Inside CI: Quality Counts
On March 9, Miller Brewing Co. announced that it would begin packaging a large majority of its beer products in plastic bottles. Beer drinkers around the nation groaned at the news.
Sure, the plastic will allow the company to sell more of its product where glass containers are prohibited, such as stadiums, parks and beaches. And it may be a good alternative to plastic cups and aluminum cans. But for anyone who really enjoys the taste of beer, a glass bottle wins hands down. For me, it's just about the same with any beverage-give it to me in a plastic bottle, and I'll pour it in a glass. There's just something about glass that makes things taste better. It's a material indicative of the finer things in life-a material indicative of quality.
According to Joe Cattaneo, executive vice president of the Glass Packaging Institute, Miller's switch to plastic isn't anything new-it's been going on for at least two years, and the announcement is more than anything a marketing strategy. However, production and shipments of glass containers for beer products have not declined in the past two years. In fact, they've both continued to increase steadily. Recent statistics from the U.S. Department of Commerce show that shipments of glass containers for beer increased 21% between 1994 and 1999, with more than 5% of that growth occurring between 1997 and 1999 alone.
The announcement is cause for some concern, Cattaneo says, if only because it's a major glass bottle user touting certain advantages of plastic over glass. But "the plastic bottles will primarily be a stadium package, brought in to replace plastic cups," he says. And beer drinkers who appreciate quality will no doubt continue to demand glass bottles.
Glass and ceramics have always faced their share of challenges from alternative products. In some cases, the alternatives gain market share because they're less expensive, more easily attainable or more widely accepted in certain applications. But in any application where quality is at stake, ceramic and glass will continue to stand their ground.
As evidenced at some industry exhibitions and conferences, these materials are increasingly found on the cutting edge of technology; for example, one of the main topics of the upcoming American Ceramic Society (ACerS) annual meeting symposia is "Ceramics in Information Age Technologies and Systems." And at shows like Powder & Bulk Solids, which focuses on a wide range of materials and industries, ceramics and glass are increasingly stepping into the spotlight. (See pages 53-59 for previews of these two shows.)
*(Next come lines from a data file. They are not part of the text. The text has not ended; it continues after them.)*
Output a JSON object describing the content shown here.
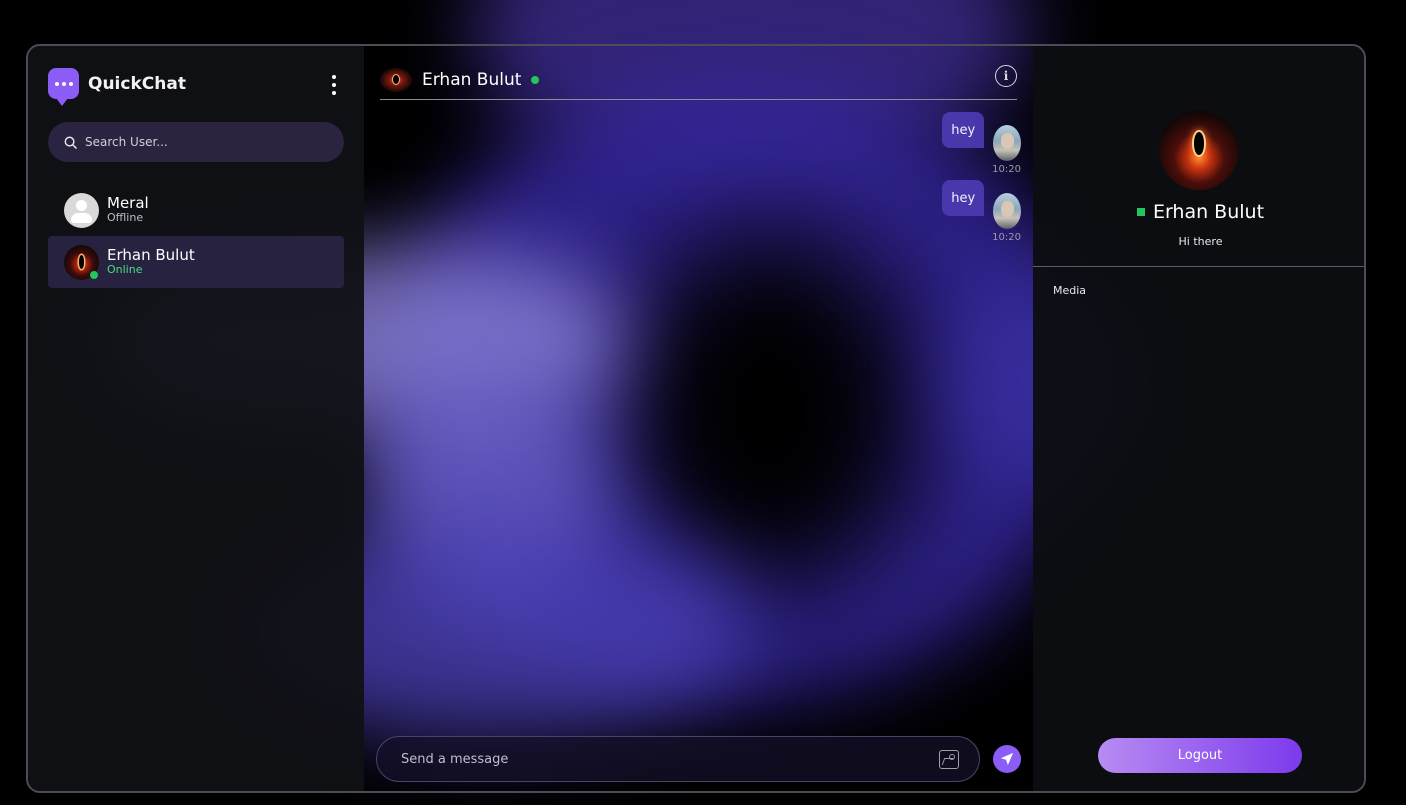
{
  "brand": {
    "name": "QuickChat",
    "icon": "chat-bubble-icon",
    "accent": "#8b5cf6"
  },
  "sidebar": {
    "search_placeholder": "Search User...",
    "users": [
      {
        "name": "Meral",
        "status": "Offline",
        "avatar": "default-user-icon"
      },
      {
        "name": "Erhan Bulut",
        "status": "Online",
        "avatar": "eclipse-avatar",
        "active": true
      }
    ]
  },
  "chat": {
    "contact_name": "Erhan Bulut",
    "contact_online": true,
    "messages": [
      {
        "text": "hey",
        "time": "10:20"
      },
      {
        "text": "hey",
        "time": "10:20"
      }
    ],
    "composer_placeholder": "Send a message",
    "icons": {
      "info": "info-icon",
      "gallery": "gallery-icon",
      "send": "send-icon"
    }
  },
  "details": {
    "name": "Erhan Bulut",
    "bio": "Hi there",
    "media_label": "Media",
    "logout_label": "Logout"
  },
  "colors": {
    "online": "#22c55e",
    "bubble": "#4a3ab0",
    "active_row": "#272240"
  }
}
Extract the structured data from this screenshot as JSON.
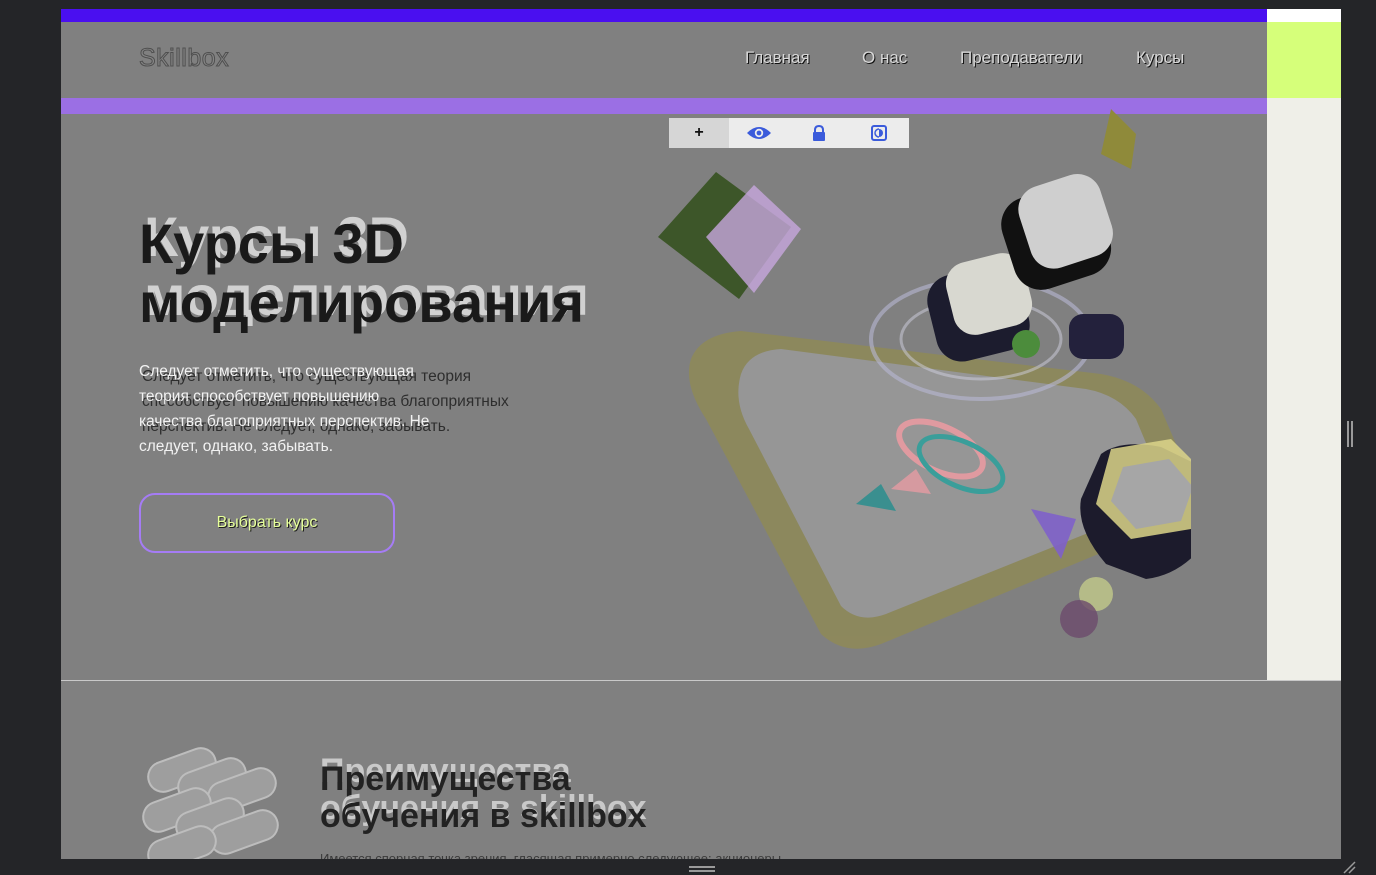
{
  "header": {
    "logo": "Skillbox",
    "nav": [
      "Главная",
      "О нас",
      "Преподаватели",
      "Курсы"
    ]
  },
  "toolbar": {
    "items": [
      {
        "icon": "plus-icon",
        "label": "+"
      },
      {
        "icon": "eye-icon"
      },
      {
        "icon": "lock-icon"
      },
      {
        "icon": "contrast-icon"
      }
    ]
  },
  "hero": {
    "title_line1": "Курсы 3D",
    "title_line2": "моделирования",
    "description": "Следует отметить, что существующая теория способствует повышению качества благоприятных перспектив. Не следует, однако, забывать.",
    "cta_label": "Выбрать курс"
  },
  "section2": {
    "title_line1": "Преимущества",
    "title_line2": "обучения в skillbox",
    "subtitle": "Имеется спорная точка зрения, гласящая примерно следующее: акционеры"
  },
  "colors": {
    "top_bar": "#4a0ff0",
    "accent_purple": "#9b6fe4",
    "accent_lime": "#d6ff7a",
    "cta_border": "#a57cf5",
    "cta_text": "#e6ff9a"
  }
}
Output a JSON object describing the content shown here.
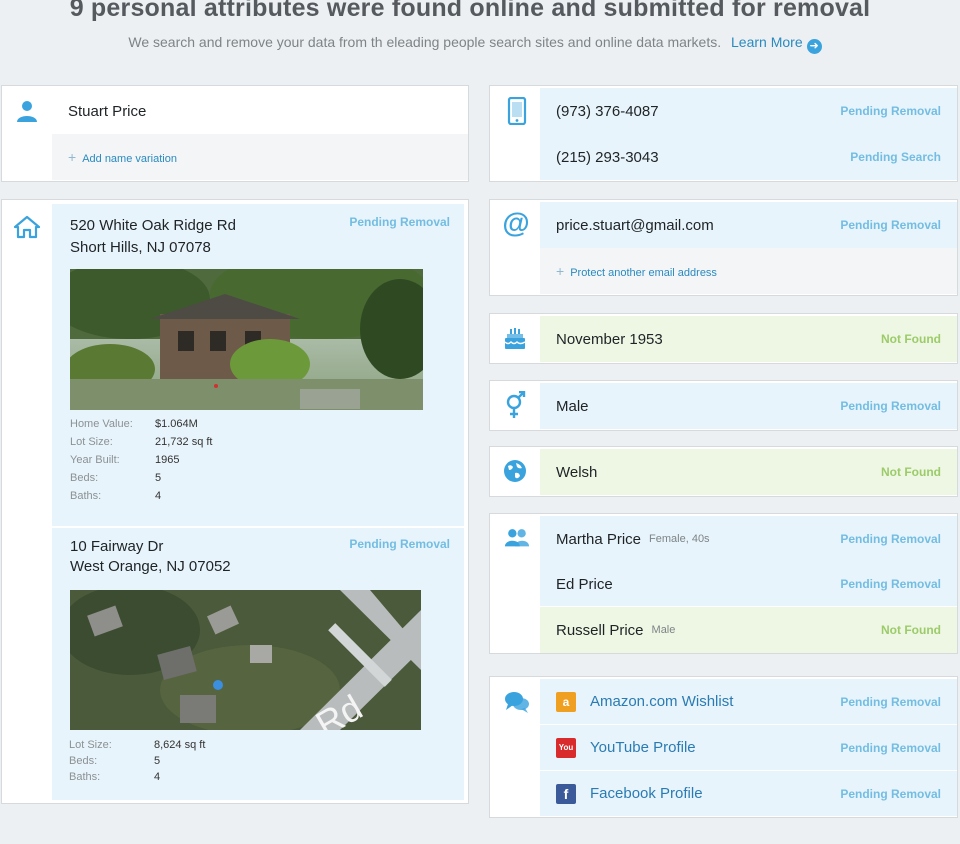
{
  "header": {
    "title": "9 personal attributes were found online and submitted for removal",
    "subtitle": "We search and remove your data from th eleading people search sites and online data markets.",
    "learn_more": "Learn More"
  },
  "name_card": {
    "icon": "person-icon",
    "name": "Stuart Price",
    "add_variation": "Add name variation"
  },
  "address_card": {
    "icon": "house-icon",
    "addresses": [
      {
        "line1": "520 White Oak Ridge Rd",
        "line2": "Short Hills, NJ 07078",
        "status": "Pending Removal",
        "facts": [
          {
            "k": "Home Value:",
            "v": "$1.064M"
          },
          {
            "k": "Lot Size:",
            "v": "21,732 sq ft"
          },
          {
            "k": "Year Built:",
            "v": "1965"
          },
          {
            "k": "Beds:",
            "v": "5"
          },
          {
            "k": "Baths:",
            "v": "4"
          }
        ]
      },
      {
        "line1": "10 Fairway Dr",
        "line2": "West Orange, NJ 07052",
        "status": "Pending Removal",
        "map_text": "Rd",
        "facts": [
          {
            "k": "Lot Size:",
            "v": "8,624 sq ft"
          },
          {
            "k": "Beds:",
            "v": "5"
          },
          {
            "k": "Baths:",
            "v": "4"
          }
        ]
      }
    ]
  },
  "phone_card": {
    "icon": "phone-icon",
    "items": [
      {
        "value": "(973) 376-4087",
        "status": "Pending Removal"
      },
      {
        "value": "(215) 293-3043",
        "status": "Pending Search"
      }
    ]
  },
  "email_card": {
    "icon": "at-icon",
    "items": [
      {
        "value": "price.stuart@gmail.com",
        "status": "Pending Removal"
      }
    ],
    "add_email": "Protect another email address"
  },
  "birthday_card": {
    "icon": "cake-icon",
    "value": "November 1953",
    "status": "Not Found"
  },
  "gender_card": {
    "icon": "gender-icon",
    "value": "Male",
    "status": "Pending Removal"
  },
  "ethnicity_card": {
    "icon": "globe-icon",
    "value": "Welsh",
    "status": "Not Found"
  },
  "relatives_card": {
    "icon": "people-icon",
    "items": [
      {
        "name": "Martha Price",
        "detail": "Female, 40s",
        "status": "Pending Removal"
      },
      {
        "name": "Ed Price",
        "detail": "",
        "status": "Pending Removal"
      },
      {
        "name": "Russell Price",
        "detail": "Male",
        "status": "Not Found"
      }
    ]
  },
  "social_card": {
    "icon": "chat-icon",
    "items": [
      {
        "label": "Amazon.com Wishlist",
        "icon": "amazon-icon",
        "glyph": "a",
        "color": "#f0a020",
        "status": "Pending Removal"
      },
      {
        "label": "YouTube Profile",
        "icon": "youtube-icon",
        "glyph": "You",
        "color": "#d92b2b",
        "status": "Pending Removal"
      },
      {
        "label": "Facebook Profile",
        "icon": "facebook-icon",
        "glyph": "f",
        "color": "#3b5a9a",
        "status": "Pending Removal"
      }
    ]
  }
}
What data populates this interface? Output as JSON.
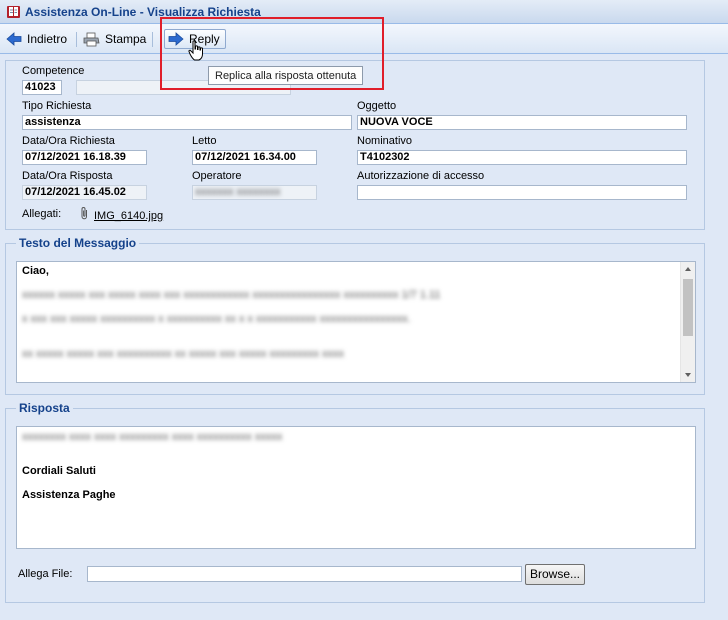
{
  "window": {
    "title": "Assistenza On-Line - Visualizza Richiesta"
  },
  "toolbar": {
    "back_label": "Indietro",
    "print_label": "Stampa",
    "reply_label": "Reply",
    "reply_tooltip": "Replica alla risposta ottenuta"
  },
  "details": {
    "competence_label": "Competence",
    "competence_value": "41023",
    "competence_extra": "",
    "request_type_label": "Tipo Richiesta",
    "request_type_value": "assistenza",
    "subject_label": "Oggetto",
    "subject_value": "NUOVA VOCE",
    "request_datetime_label": "Data/Ora Richiesta",
    "request_datetime_value": "07/12/2021 16.18.39",
    "read_label": "Letto",
    "read_value": "07/12/2021 16.34.00",
    "name_label": "Nominativo",
    "name_value": "T4102302",
    "response_datetime_label": "Data/Ora Risposta",
    "response_datetime_value": "07/12/2021 16.45.02",
    "operator_label": "Operatore",
    "operator_value": "xxxxxxx xxxxxxxx",
    "access_auth_label": "Autorizzazione di accesso",
    "access_auth_value": "",
    "attachments_label": "Allegati:",
    "attachment_file": "IMG_6140.jpg"
  },
  "message": {
    "legend": "Testo del Messaggio",
    "greeting": "Ciao,",
    "line1": "xxxxxx xxxxx xxx xxxxx xxxx xxx xxxxxxxxxxxx xxxxxxxxxxxxxxxx xxxxxxxxxx 1/7 1.11",
    "line2": "x xxx xxx xxxxx xxxxxxxxxx x xxxxxxxxxx xx x x xxxxxxxxxxx xxxxxxxxxxxxxxxx.",
    "line3": "xx xxxxx xxxxx xxx xxxxxxxxxx xx xxxxx xxx xxxxx xxxxxxxxx xxxx"
  },
  "response": {
    "legend": "Risposta",
    "line1": "xxxxxxxx xxxx xxxx xxxxxxxxx xxxx xxxxxxxxxx xxxxx",
    "closing": "Cordiali Saluti",
    "signature": "Assistenza Paghe"
  },
  "attach": {
    "label": "Allega File:",
    "file_value": "",
    "browse_label": "Browse..."
  },
  "colors": {
    "background": "#dfe8f6",
    "title_text": "#15428b",
    "highlight": "#e01e2a"
  }
}
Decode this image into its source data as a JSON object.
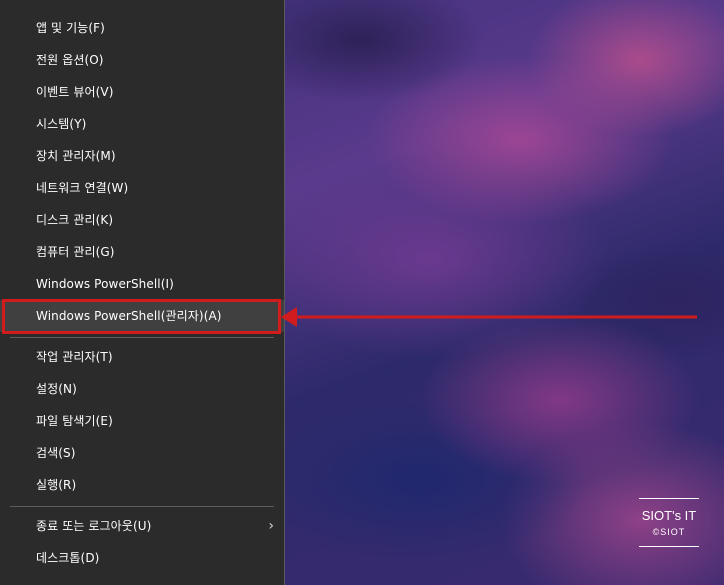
{
  "menu": {
    "items": [
      {
        "label": "앱 및 기능(F)"
      },
      {
        "label": "전원 옵션(O)"
      },
      {
        "label": "이벤트 뷰어(V)"
      },
      {
        "label": "시스템(Y)"
      },
      {
        "label": "장치 관리자(M)"
      },
      {
        "label": "네트워크 연결(W)"
      },
      {
        "label": "디스크 관리(K)"
      },
      {
        "label": "컴퓨터 관리(G)"
      },
      {
        "label": "Windows PowerShell(I)"
      },
      {
        "label": "Windows PowerShell(관리자)(A)",
        "highlighted": true
      },
      {
        "label": "작업 관리자(T)"
      },
      {
        "label": "설정(N)"
      },
      {
        "label": "파일 탐색기(E)"
      },
      {
        "label": "검색(S)"
      },
      {
        "label": "실행(R)"
      },
      {
        "label": "종료 또는 로그아웃(U)",
        "submenu": true,
        "chevron": "›"
      },
      {
        "label": "데스크톱(D)"
      }
    ]
  },
  "annotation": {
    "highlight_color": "#d01c1c",
    "arrow_icon": "left-arrow"
  },
  "watermark": {
    "title": "SIOT's IT",
    "copyright": "©SIOT"
  },
  "colors": {
    "menu_background": "#2b2b2b",
    "menu_hover": "#404040",
    "text": "#ffffff"
  }
}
So yes, Miller may be switching to plastic bottles. But when a situation calls for fine china, you can be certain there won't be any plastic on the table.